**TASK REQUIREMENTS**
From the records below, copy each line in which the string "Sandra" occurs.

**Stored dataset items**
•••••

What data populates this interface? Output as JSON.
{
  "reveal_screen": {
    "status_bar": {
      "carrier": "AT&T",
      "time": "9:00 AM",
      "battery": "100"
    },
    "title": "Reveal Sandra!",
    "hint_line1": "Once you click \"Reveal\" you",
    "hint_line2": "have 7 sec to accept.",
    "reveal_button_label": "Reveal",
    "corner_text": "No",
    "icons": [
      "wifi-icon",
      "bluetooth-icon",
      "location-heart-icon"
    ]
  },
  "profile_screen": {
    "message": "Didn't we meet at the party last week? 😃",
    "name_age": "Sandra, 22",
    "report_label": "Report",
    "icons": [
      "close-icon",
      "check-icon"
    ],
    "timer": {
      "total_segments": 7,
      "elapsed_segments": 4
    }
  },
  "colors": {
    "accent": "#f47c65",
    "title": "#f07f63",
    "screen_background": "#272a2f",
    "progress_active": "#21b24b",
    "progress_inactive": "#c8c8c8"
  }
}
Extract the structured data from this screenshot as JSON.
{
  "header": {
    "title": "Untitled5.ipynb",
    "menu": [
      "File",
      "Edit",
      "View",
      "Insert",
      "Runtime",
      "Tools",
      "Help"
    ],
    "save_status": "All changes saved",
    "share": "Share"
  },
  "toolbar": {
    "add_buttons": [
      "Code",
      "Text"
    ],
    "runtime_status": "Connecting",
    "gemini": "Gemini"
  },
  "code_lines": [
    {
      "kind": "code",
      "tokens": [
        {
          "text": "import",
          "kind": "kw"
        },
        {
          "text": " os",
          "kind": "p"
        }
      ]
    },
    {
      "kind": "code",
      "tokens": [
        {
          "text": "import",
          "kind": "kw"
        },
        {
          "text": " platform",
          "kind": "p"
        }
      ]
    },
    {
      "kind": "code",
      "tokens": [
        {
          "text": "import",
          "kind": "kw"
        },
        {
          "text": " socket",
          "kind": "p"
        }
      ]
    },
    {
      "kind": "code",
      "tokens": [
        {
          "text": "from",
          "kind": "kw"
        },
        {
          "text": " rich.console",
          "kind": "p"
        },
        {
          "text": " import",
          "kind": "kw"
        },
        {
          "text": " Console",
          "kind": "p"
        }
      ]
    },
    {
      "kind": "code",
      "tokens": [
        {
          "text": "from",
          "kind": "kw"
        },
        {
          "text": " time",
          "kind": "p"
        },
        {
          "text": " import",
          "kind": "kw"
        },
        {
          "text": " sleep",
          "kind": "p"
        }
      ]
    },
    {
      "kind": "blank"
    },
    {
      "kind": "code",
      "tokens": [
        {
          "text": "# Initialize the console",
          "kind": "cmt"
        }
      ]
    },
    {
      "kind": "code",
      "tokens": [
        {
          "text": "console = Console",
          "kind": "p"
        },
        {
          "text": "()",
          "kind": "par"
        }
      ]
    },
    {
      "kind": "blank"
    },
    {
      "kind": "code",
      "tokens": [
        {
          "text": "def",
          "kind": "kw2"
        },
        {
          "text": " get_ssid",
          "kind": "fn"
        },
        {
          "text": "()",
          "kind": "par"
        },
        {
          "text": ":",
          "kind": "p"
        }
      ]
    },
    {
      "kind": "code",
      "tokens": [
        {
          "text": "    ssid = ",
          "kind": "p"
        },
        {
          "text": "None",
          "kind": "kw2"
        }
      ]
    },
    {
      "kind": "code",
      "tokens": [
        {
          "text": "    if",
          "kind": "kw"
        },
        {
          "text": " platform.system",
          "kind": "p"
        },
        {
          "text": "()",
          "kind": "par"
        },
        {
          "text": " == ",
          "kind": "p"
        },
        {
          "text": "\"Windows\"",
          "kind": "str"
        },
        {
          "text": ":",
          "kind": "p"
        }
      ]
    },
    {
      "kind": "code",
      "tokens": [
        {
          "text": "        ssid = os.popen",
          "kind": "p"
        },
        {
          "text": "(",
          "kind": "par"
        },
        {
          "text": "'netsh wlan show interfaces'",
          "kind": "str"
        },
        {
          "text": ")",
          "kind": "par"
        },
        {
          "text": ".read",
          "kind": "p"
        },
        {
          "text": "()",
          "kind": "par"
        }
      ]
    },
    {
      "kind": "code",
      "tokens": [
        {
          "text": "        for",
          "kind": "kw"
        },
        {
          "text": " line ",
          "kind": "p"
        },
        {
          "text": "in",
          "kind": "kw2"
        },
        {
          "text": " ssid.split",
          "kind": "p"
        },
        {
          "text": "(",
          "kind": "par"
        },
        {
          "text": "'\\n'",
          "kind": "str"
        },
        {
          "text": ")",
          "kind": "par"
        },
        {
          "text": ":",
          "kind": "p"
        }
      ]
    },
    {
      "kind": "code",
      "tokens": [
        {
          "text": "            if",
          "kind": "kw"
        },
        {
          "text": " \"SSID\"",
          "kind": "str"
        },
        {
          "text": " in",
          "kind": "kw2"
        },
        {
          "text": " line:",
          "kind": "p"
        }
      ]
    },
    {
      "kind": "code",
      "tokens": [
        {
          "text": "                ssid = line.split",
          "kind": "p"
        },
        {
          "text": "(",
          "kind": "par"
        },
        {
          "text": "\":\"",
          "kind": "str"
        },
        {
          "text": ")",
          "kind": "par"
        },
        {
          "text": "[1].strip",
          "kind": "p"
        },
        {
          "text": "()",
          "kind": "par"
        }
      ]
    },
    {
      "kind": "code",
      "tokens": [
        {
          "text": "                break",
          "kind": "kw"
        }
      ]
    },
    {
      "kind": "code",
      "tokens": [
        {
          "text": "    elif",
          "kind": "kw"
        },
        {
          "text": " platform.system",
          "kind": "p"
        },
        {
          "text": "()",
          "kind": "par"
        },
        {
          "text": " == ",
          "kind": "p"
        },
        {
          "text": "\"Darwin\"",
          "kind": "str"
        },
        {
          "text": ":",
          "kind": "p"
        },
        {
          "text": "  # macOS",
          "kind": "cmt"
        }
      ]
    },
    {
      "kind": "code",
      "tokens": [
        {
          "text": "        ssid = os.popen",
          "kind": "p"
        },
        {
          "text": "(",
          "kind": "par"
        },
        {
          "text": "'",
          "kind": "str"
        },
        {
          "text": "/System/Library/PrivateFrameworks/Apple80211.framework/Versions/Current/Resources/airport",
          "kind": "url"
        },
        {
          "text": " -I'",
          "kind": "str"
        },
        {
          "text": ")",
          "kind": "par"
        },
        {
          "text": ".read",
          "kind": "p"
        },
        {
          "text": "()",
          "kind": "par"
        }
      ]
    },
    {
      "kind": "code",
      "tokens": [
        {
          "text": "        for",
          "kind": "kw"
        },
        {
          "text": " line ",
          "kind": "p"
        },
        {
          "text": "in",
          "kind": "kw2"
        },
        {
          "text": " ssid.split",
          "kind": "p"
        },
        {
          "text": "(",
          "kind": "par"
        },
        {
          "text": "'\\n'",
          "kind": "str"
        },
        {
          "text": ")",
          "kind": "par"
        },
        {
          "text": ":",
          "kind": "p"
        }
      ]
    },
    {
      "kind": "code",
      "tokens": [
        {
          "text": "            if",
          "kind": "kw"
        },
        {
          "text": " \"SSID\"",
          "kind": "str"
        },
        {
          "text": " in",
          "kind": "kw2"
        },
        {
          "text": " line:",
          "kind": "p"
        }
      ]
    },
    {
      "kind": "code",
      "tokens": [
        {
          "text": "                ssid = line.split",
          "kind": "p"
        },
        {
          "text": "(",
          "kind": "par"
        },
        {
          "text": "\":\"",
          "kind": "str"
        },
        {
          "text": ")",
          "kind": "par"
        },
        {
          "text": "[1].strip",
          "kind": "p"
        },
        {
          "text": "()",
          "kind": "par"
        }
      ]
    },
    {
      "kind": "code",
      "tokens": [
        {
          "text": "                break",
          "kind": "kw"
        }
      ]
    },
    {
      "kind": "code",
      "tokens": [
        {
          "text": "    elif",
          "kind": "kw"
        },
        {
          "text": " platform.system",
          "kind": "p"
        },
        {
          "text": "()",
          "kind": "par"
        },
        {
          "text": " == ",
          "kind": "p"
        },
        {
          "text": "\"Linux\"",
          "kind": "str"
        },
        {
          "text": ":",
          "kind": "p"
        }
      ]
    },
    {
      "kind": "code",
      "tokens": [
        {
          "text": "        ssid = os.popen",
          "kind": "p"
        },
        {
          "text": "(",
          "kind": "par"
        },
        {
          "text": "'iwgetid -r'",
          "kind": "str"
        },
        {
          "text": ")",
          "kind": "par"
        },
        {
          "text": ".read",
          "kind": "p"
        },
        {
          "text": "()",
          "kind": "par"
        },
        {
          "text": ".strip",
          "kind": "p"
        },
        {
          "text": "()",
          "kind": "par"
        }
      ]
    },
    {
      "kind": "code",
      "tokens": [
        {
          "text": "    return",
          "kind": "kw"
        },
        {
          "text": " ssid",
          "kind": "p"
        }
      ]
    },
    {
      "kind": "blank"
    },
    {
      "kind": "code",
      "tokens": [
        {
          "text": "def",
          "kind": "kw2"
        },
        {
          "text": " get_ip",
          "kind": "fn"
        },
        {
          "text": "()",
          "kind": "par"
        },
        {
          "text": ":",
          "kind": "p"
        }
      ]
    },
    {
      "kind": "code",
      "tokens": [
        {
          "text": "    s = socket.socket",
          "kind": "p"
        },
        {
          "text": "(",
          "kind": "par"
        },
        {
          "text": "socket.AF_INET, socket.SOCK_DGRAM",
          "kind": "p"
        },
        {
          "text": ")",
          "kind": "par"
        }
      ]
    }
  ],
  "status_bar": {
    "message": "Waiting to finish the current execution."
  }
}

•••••

**EXPECTED ANSWER**
    "title": "Reveal Sandra!",
    "name_age": "Sandra, 22",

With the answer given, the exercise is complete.